Somehow one of the biggest, noisiest and most colorful groups to participate in Hong Kong’s July 1 march for freedom and democracy never got a mention or a picture in either the local or the international media. A conspiracy of silence appears to exist over the name Falun Gong.
It may be true that the sect practices tactics that turn off more people than it attracts. But despite the fact that dozens of its supporters, mostly arriving from Taiwan, were detained at Hong Kong airport and returned whence they came, the Falun Gong managed a large and well-organized turnout numbering in the hundreds at Hong Kong’s pro democracy rally to mark the 1997 handover of the former British colony to China.
The Falun Gong formed up near the rear of the procession, variously estimated at between 20,000 and 60,000 strong, which marched from Victoria Park to the Central Government offices. They were thus not in the van of a march that had Catholic Cardinal Zen near the front, rubbing shoulders with flamboyant publisher Jimmy Lai. Lai’s Apple Daily newspaper had been urging support for the demonstration, an exercise in Hong Kong’s people’s right of assembly and protest as well as a demand for more democracy.
But no group was as prominent or disciplined, with a contingent led by a drum band in smart light blue uniforms, marching with a precision that indicated that they had had plenty of opportunity to practice. It was noisy, colorful and impressive to any onlooker, regardless of how they may view Falun Gong practitioners or the group’s motives and beliefs. Impressive too was their huge banner that read “Heaven destroys Chinese Communists.”
So it was all the more interesting that none of the three local television channels carried any of this in their evening news broadcasts. What was more surprising was that the following day not a word or picture of the marchers appeared in any of the leading local newspapers, not even Apple Daily, despite the prominence it otherwise gave to the march and the participation of Zen and some leading local pro-democracy politicians.
Nor indeed was the sect’s appearance reported by the international media, whether through a deliberate decision to ignore them or because their reporters were more concerned with the front of the demonstration and the role of Zen and other well-known local figures.
But it would not be the first time that the Falun Gong could reasonably claim to be deliberately ignored by a media that otherwise regularly gives strong coverage to protests and demands for freedom and democracy in China.

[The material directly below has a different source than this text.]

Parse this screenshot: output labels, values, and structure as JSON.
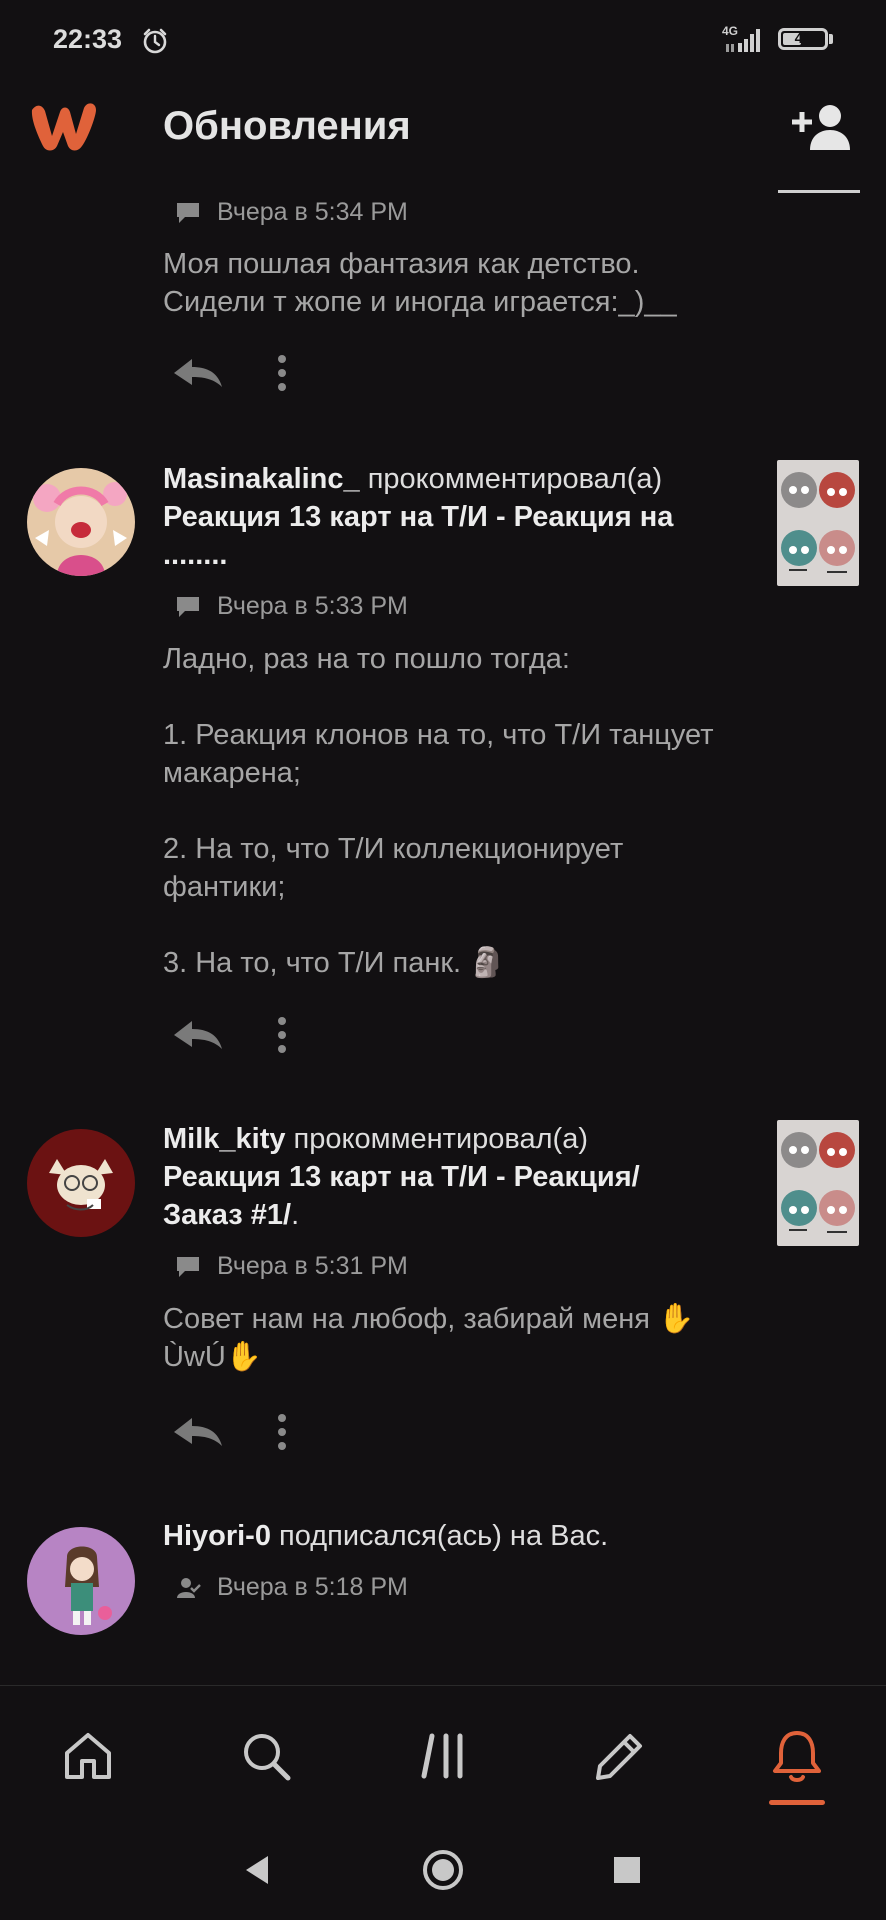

The fact that some Falun Gong supporters had been detained at the airport was reported locally and internationally. But the extent of the actions against them remains little reported. Taiwan human rights lawyer Theresa Chu, who was deported on June 25, made public what was said to be an internal document from an airline company stating that during the July 1 period, Hong Kong Immigration would provide airline companies with a blacklist and requested that the airline companies flying from Taiwan to Hong Kong cooperate to ban Falun Gong practitioners from boarding.
What is not clear is where the few hundred practitioners who made up the Hong Kong contingent came from. Some from Taiwan surely beat the ban, some (including non-Chinese) were from North America. But how many were from Hong Kong and how many indeed from the mainland?
The organization itself claims that mainlanders were among those prevented from entering Hong Kong, but this cannot readily be verified.
Certainly the movement has been known to make exaggerated claims for the size of its membership. But there is no doubting its presence on July 1, and no doubting the media self-censorship that deprived the movement of the coverage its display warranted. That should come as a particular shock to Cardinal Zen who said several years ago that if the Falun Gong could be silenced today it would not be long before Catholics got the same treatment.